DATASET ENTRIES Block Start

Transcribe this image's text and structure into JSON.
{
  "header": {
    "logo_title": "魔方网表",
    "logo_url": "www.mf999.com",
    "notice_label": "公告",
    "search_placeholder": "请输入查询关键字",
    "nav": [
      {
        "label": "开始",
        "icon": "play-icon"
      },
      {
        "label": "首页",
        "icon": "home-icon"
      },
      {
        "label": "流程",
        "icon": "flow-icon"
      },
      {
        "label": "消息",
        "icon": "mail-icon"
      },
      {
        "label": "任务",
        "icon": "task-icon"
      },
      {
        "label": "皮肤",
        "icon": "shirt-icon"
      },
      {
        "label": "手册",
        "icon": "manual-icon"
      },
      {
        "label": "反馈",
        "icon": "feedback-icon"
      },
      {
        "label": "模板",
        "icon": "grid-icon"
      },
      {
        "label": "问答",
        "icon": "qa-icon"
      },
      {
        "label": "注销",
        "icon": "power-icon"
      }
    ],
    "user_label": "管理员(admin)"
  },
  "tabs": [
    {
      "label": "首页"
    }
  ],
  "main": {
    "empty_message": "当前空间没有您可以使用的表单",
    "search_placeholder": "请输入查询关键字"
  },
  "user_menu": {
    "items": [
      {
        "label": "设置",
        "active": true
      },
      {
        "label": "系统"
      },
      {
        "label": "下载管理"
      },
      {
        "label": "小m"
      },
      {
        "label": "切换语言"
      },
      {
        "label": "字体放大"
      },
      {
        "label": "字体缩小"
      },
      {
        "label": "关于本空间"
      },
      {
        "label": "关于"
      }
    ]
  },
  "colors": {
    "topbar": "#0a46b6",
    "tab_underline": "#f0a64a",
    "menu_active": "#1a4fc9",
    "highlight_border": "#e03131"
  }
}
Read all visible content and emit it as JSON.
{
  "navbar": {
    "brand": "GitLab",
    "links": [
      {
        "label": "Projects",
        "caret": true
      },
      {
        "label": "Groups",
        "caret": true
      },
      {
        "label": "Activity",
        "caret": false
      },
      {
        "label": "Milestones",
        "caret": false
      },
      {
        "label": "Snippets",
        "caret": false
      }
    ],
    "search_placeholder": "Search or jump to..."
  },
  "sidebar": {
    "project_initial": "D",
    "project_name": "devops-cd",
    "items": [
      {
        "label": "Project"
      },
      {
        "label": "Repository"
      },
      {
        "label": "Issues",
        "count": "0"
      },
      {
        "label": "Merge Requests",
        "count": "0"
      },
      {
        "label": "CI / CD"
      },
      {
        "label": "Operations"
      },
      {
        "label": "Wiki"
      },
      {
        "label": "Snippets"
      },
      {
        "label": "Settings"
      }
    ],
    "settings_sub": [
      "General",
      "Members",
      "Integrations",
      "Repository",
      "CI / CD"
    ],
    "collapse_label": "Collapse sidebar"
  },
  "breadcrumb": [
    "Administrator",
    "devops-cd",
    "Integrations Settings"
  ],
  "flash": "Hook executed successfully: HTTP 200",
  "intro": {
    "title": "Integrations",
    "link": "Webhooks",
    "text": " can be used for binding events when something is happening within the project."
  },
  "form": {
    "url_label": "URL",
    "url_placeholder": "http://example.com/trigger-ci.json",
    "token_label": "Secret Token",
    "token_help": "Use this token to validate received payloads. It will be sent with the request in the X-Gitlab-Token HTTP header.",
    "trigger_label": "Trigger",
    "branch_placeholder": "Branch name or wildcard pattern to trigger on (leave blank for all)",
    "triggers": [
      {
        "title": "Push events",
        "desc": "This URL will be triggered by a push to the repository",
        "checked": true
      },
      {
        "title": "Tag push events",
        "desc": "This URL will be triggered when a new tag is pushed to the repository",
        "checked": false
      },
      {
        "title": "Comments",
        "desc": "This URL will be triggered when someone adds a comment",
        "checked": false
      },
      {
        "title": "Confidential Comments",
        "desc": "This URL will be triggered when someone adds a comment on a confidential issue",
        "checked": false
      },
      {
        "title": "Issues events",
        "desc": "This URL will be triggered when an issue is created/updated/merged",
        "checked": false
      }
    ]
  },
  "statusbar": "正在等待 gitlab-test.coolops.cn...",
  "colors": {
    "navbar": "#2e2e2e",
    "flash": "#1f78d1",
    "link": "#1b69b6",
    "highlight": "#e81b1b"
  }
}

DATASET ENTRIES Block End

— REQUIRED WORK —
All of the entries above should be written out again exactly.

— TASK ANSWER —
Transcribe this image's text and structure into JSON.
{
  "header": {
    "logo_title": "魔方网表",
    "logo_url": "www.mf999.com",
    "notice_label": "公告",
    "search_placeholder": "请输入查询关键字",
    "nav": [
      {
        "label": "开始",
        "icon": "play-icon"
      },
      {
        "label": "首页",
        "icon": "home-icon"
      },
      {
        "label": "流程",
        "icon": "flow-icon"
      },
      {
        "label": "消息",
        "icon": "mail-icon"
      },
      {
        "label": "任务",
        "icon": "task-icon"
      },
      {
        "label": "皮肤",
        "icon": "shirt-icon"
      },
      {
        "label": "手册",
        "icon": "manual-icon"
      },
      {
        "label": "反馈",
        "icon": "feedback-icon"
      },
      {
        "label": "模板",
        "icon": "grid-icon"
      },
      {
        "label": "问答",
        "icon": "qa-icon"
      },
      {
        "label": "注销",
        "icon": "power-icon"
      }
    ],
    "user_label": "管理员(admin)"
  },
  "tabs": [
    {
      "label": "首页"
    }
  ],
  "main": {
    "empty_message": "当前空间没有您可以使用的表单",
    "search_placeholder": "请输入查询关键字"
  },
  "user_menu": {
    "items": [
      {
        "label": "设置",
        "active": true
      },
      {
        "label": "系统"
      },
      {
        "label": "下载管理"
      },
      {
        "label": "小m"
      },
      {
        "label": "切换语言"
      },
      {
        "label": "字体放大"
      },
      {
        "label": "字体缩小"
      },
      {
        "label": "关于本空间"
      },
      {
        "label": "关于"
      }
    ]
  },
  "colors": {
    "topbar": "#0a46b6",
    "tab_underline": "#f0a64a",
    "menu_active": "#1a4fc9",
    "highlight_border": "#e03131"
  }
}
Read all visible content and emit it as JSON.
{
  "navbar": {
    "brand": "GitLab",
    "links": [
      {
        "label": "Projects",
        "caret": true
      },
      {
        "label": "Groups",
        "caret": true
      },
      {
        "label": "Activity",
        "caret": false
      },
      {
        "label": "Milestones",
        "caret": false
      },
      {
        "label": "Snippets",
        "caret": false
      }
    ],
    "search_placeholder": "Search or jump to..."
  },
  "sidebar": {
    "project_initial": "D",
    "project_name": "devops-cd",
    "items": [
      {
        "label": "Project"
      },
      {
        "label": "Repository"
      },
      {
        "label": "Issues",
        "count": "0"
      },
      {
        "label": "Merge Requests",
        "count": "0"
      },
      {
        "label": "CI / CD"
      },
      {
        "label": "Operations"
      },
      {
        "label": "Wiki"
      },
      {
        "label": "Snippets"
      },
      {
        "label": "Settings"
      }
    ],
    "settings_sub": [
      "General",
      "Members",
      "Integrations",
      "Repository",
      "CI / CD"
    ],
    "collapse_label": "Collapse sidebar"
  },
  "breadcrumb": [
    "Administrator",
    "devops-cd",
    "Integrations Settings"
  ],
  "flash": "Hook executed successfully: HTTP 200",
  "intro": {
    "title": "Integrations",
    "link": "Webhooks",
    "text": " can be used for binding events when something is happening within the project."
  },
  "form": {
    "url_label": "URL",
    "url_placeholder": "http://example.com/trigger-ci.json",
    "token_label": "Secret Token",
    "token_help": "Use this token to validate received payloads. It will be sent with the request in the X-Gitlab-Token HTTP header.",
    "trigger_label": "Trigger",
    "branch_placeholder": "Branch name or wildcard pattern to trigger on (leave blank for all)",
    "triggers": [
      {
        "title": "Push events",
        "desc": "This URL will be triggered by a push to the repository",
        "checked": true
      },
      {
        "title": "Tag push events",
        "desc": "This URL will be triggered when a new tag is pushed to the repository",
        "checked": false
      },
      {
        "title": "Comments",
        "desc": "This URL will be triggered when someone adds a comment",
        "checked": false
      },
      {
        "title": "Confidential Comments",
        "desc": "This URL will be triggered when someone adds a comment on a confidential issue",
        "checked": false
      },
      {
        "title": "Issues events",
        "desc": "This URL will be triggered when an issue is created/updated/merged",
        "checked": false
      }
    ]
  },
  "statusbar": "正在等待 gitlab-test.coolops.cn...",
  "colors": {
    "navbar": "#2e2e2e",
    "flash": "#1f78d1",
    "link": "#1b69b6",
    "highlight": "#e81b1b"
  }
}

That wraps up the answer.